FIDELITY TO RULES
Alliance Girls Deputy Principal Veronicah Ngunjuri affirmed that their performance was a testimony to their fidelity to rules and virtues of honesty and hard work.
Kenya High’s Principal Florah Mulatya said the results reflected the true capability of their candidates and commended the ministry for instituting drastic changes that enabled schools to show their real abilities.
Some of the top performing schools across the country were Kisii School which had six candidates with grade A of 81 points.
Others in the series were Mangu High School and Kagumo High School, which had three candidates with straight As. In the Rift , Moi Girls Eldoret, Kabarak and Kapsabet had two candidates each scoring grades A, while Nakuru Girls High School, Utumishi Academy and Nakuru Boys High had one candidate with grade A.

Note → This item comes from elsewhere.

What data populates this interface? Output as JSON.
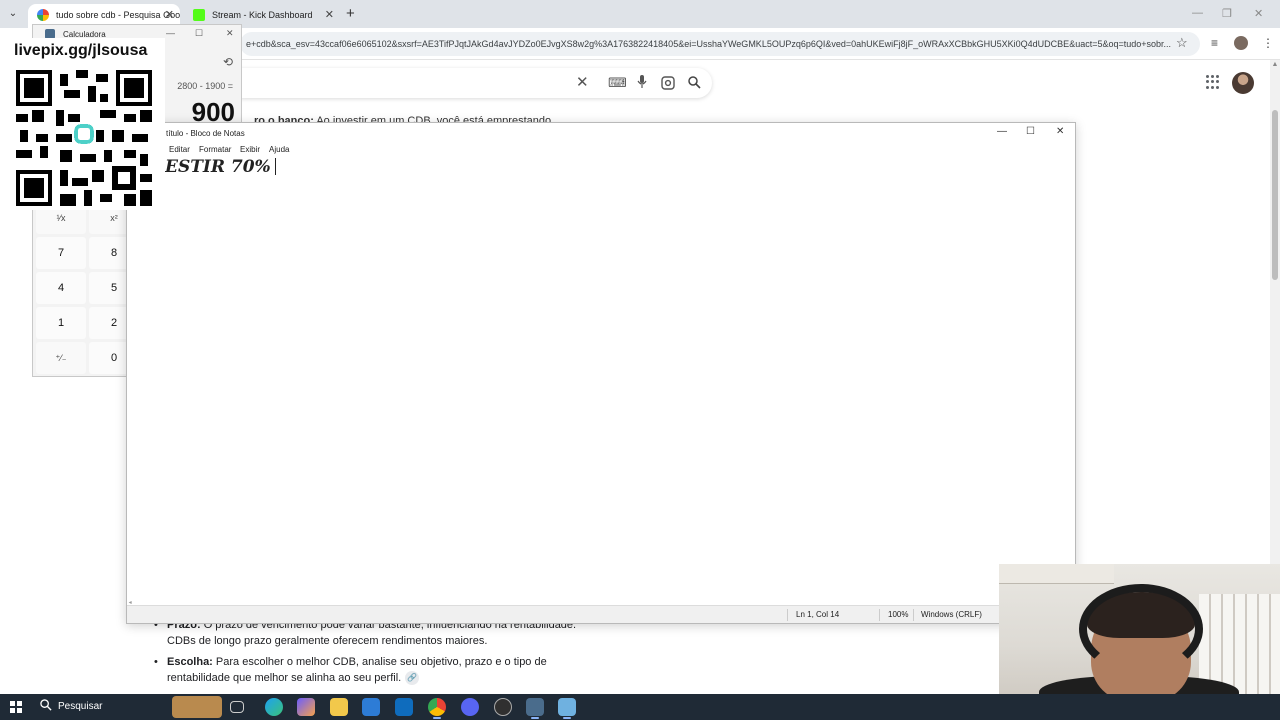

In Nyanza, other top performers were Agoro Sare of Homa Bay County and Nyambaria Boys High in Nyamira with one candidate each obtaining grade A. Friend’s Kamusinga of Bungoma was among the leading schools in Western region, with a candidate with grade A.
Elsewhere, Baricho Boys Secondary School in Kirinyaga, Meru School, Embu’s Moi High School and Mbiruri shone and did Nyeri High School, Othaya Boys, St Mary’s Boys, South Tetu, Murang’a High and Pioneer School.

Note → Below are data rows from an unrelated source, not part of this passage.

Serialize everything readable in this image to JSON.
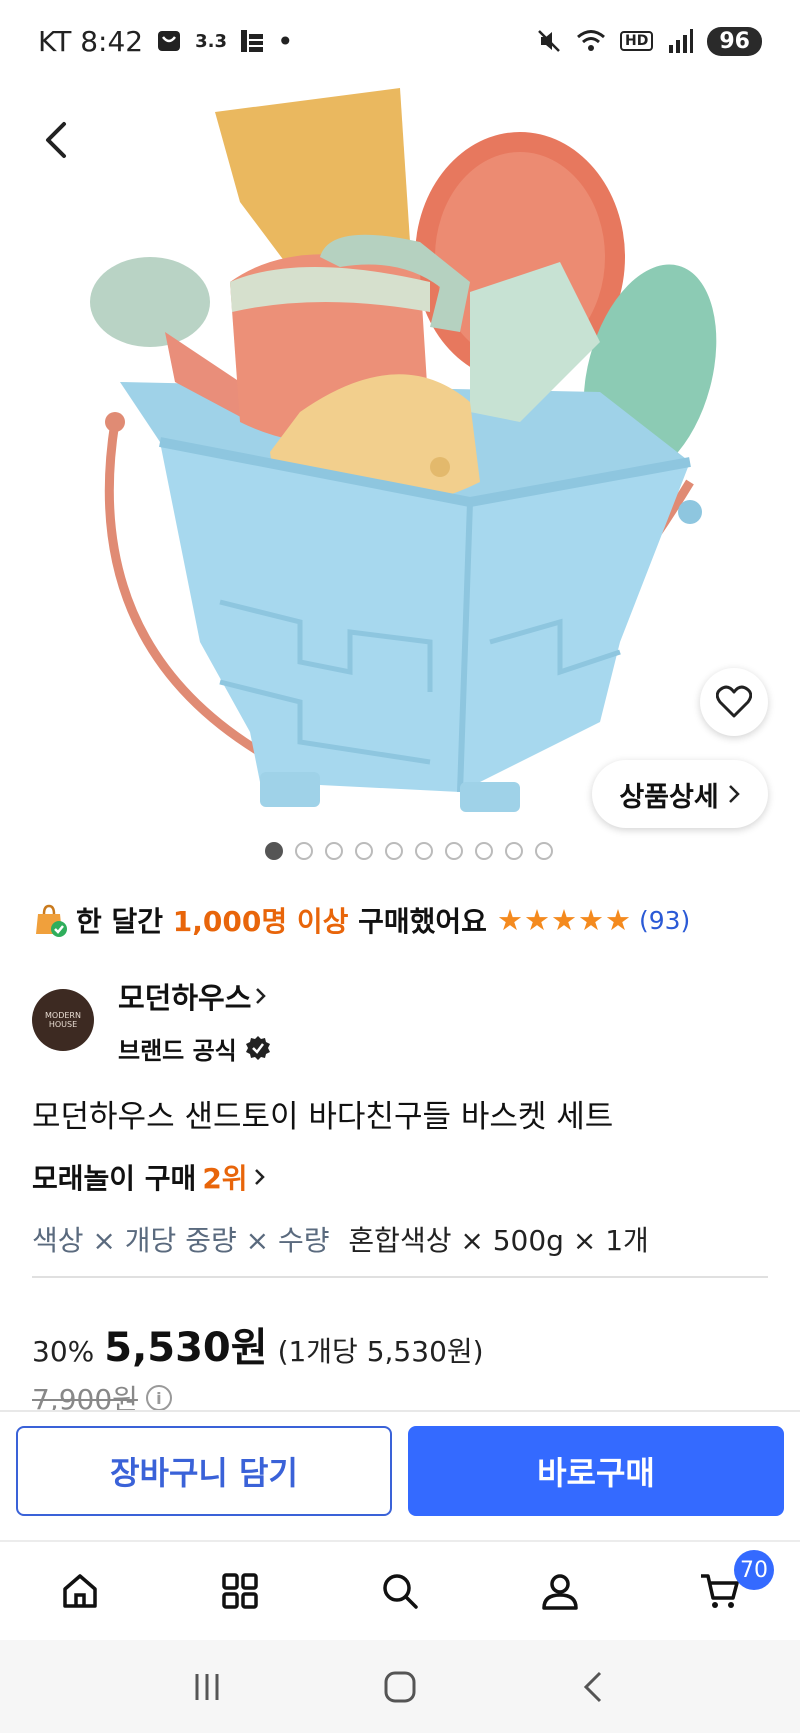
{
  "status_bar": {
    "carrier_time": "KT 8:42",
    "app_badge": "3.3",
    "dot": "•",
    "network": "HD",
    "battery": "96"
  },
  "product_image": {
    "dots_total": 10,
    "active_index": 0
  },
  "detail_button": {
    "label": "상품상세"
  },
  "purchase_stats": {
    "prefix": "한 달간",
    "highlight": "1,000명 이상",
    "suffix": "구매했어요",
    "rating_stars": 5,
    "review_count": "(93)"
  },
  "brand": {
    "logo_text": "MODERN HOUSE",
    "name": "모던하우스",
    "official_label": "브랜드 공식"
  },
  "product": {
    "title": "모던하우스 샌드토이 바다친구들 바스켓 세트",
    "rank_category": "모래놀이 구매",
    "rank": "2위",
    "option_labels": "색상 × 개당 중량 × 수량",
    "option_values": "혼합색상 × 500g × 1개"
  },
  "price": {
    "discount": "30%",
    "final": "5,530원",
    "unit_price": "(1개당 5,530원)",
    "original": "7,900원",
    "info_icon": "i"
  },
  "actions": {
    "cart_label": "장바구니 담기",
    "buy_label": "바로구매"
  },
  "bottom_nav": {
    "cart_badge": "70"
  },
  "colors": {
    "accent_blue": "#346aff",
    "highlight_orange": "#e8650a",
    "star": "#f48a1e"
  }
}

At the Coast, private schools dominated the top positions, among them, Light Academy Mombasa, Abu Hureira Academy, Memon High School and Sheikh Khalifa Bin Zayed Secondary School. The venerable Allidina Visram High School, an institution with a long and rich history, also made it to the top and did Lamu Girls Secondary School.
The greatest shocker of the day was the drastic drop in the number of candidates with sterling grades. Only 141 candidates scored grade A countrywide, representing a sharp decline from last year when 2,685 candidates scored the same grade. In fact, some schools had more than 200 grade As each, more than all the As attained nationally this year.
Again, compared to last year, there were only 88,929 or 15.41 per cent of the candidates attaining grade C+, which is the minimum entry qualification to university, compared to 169,492 last year.
NO RESULTS CANCELLED
This means that some 485,196 candidates failed to make the university grade, out of a total of 574,125 candidates who sat the exams this year.
Unlike in the past and particularly last year, no results were cancelled for cheating. Last year, results for 5,001 candidates were cancelled over irregularities; the highest in the history of the national exams.
Dr Matiang’i said the reforms introduced to clean up the mess in the setting, administration and marking of national exams had paid dividends.
“Consistent to the Ministry’s drive to rid the system of malpractices, I wish to report that KCSE examinations were not leaked,” he said. “I wish to report that all attempted cases of examination malpractices were detected and dealt with appropriately before they could happen.”
Some candidates will, however, have to wait longer before getting their results because of suspected irregularities and other anomalies.
“We should take note that there are a few candidates whose results have been held back as Knec investigates the reasons as to why there were gaps in some of their examination papers, including failure to sit the minimum number of subjects or combinations as required,” said the CS.
Dr Matiang’i, who joined in the Ministry late year, initiated a raft of measures, starting with dissolving the Kenya National Examinations Council board and sacking top officials, including Chief Executive Joseph Kivilu and replacing them with a new team under the chairmanship of Prof George Magoha, a former vice-chancellor of the University of Nairobi.
The CS also reorganised the school calendar, extending the second term and shortening the third. Only the candidates remained in schools during the examination period. School principals were put in charge of exam administration.